Exercise description
If a record below holds a picture, drop the picture and restate everything else word for word.

/---

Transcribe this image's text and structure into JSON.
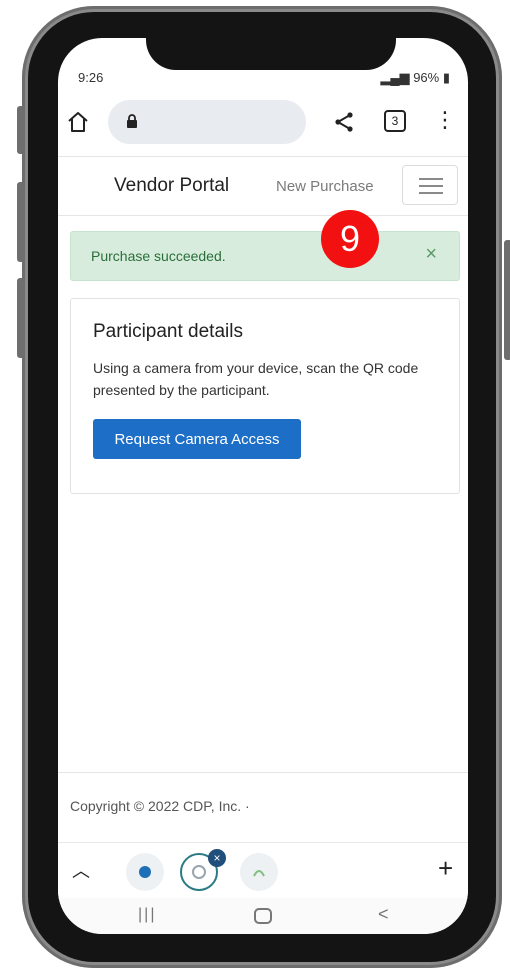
{
  "status_bar": {
    "time": "9:26",
    "battery": "96%"
  },
  "browser": {
    "tab_count": "3"
  },
  "nav": {
    "brand": "Vendor Portal",
    "link": "New Purchase"
  },
  "step_badge": "9",
  "alert": {
    "message": "Purchase succeeded.",
    "close_glyph": "×"
  },
  "card": {
    "title": "Participant details",
    "text": "Using a camera from your device, scan the QR code presented by the participant.",
    "button_label": "Request Camera Access"
  },
  "footer": {
    "copyright": "Copyright © 2022 CDP, Inc. ·"
  },
  "tabstrip": {
    "close_glyph": "×"
  },
  "icons": [
    "home-icon",
    "lock-icon",
    "share-icon",
    "tabs-icon",
    "menu-dots-icon",
    "hamburger-icon",
    "chevron-up-icon",
    "plus-icon"
  ],
  "colors": {
    "alert_bg": "#d7ecdd",
    "alert_text": "#2a6f3a",
    "primary": "#1c6ec6",
    "badge": "#f21010"
  }
}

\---

Solution to the problem
Transcribe this image's text and structure into JSON.
{
  "status_bar": {
    "time": "9:26",
    "battery": "96%"
  },
  "browser": {
    "tab_count": "3"
  },
  "nav": {
    "brand": "Vendor Portal",
    "link": "New Purchase"
  },
  "step_badge": "9",
  "alert": {
    "message": "Purchase succeeded.",
    "close_glyph": "×"
  },
  "card": {
    "title": "Participant details",
    "text": "Using a camera from your device, scan the QR code presented by the participant.",
    "button_label": "Request Camera Access"
  },
  "footer": {
    "copyright": "Copyright © 2022 CDP, Inc. ·"
  },
  "tabstrip": {
    "close_glyph": "×"
  },
  "icons": [
    "home-icon",
    "lock-icon",
    "share-icon",
    "tabs-icon",
    "menu-dots-icon",
    "hamburger-icon",
    "chevron-up-icon",
    "plus-icon"
  ],
  "colors": {
    "alert_bg": "#d7ecdd",
    "alert_text": "#2a6f3a",
    "primary": "#1c6ec6",
    "badge": "#f21010"
  }
}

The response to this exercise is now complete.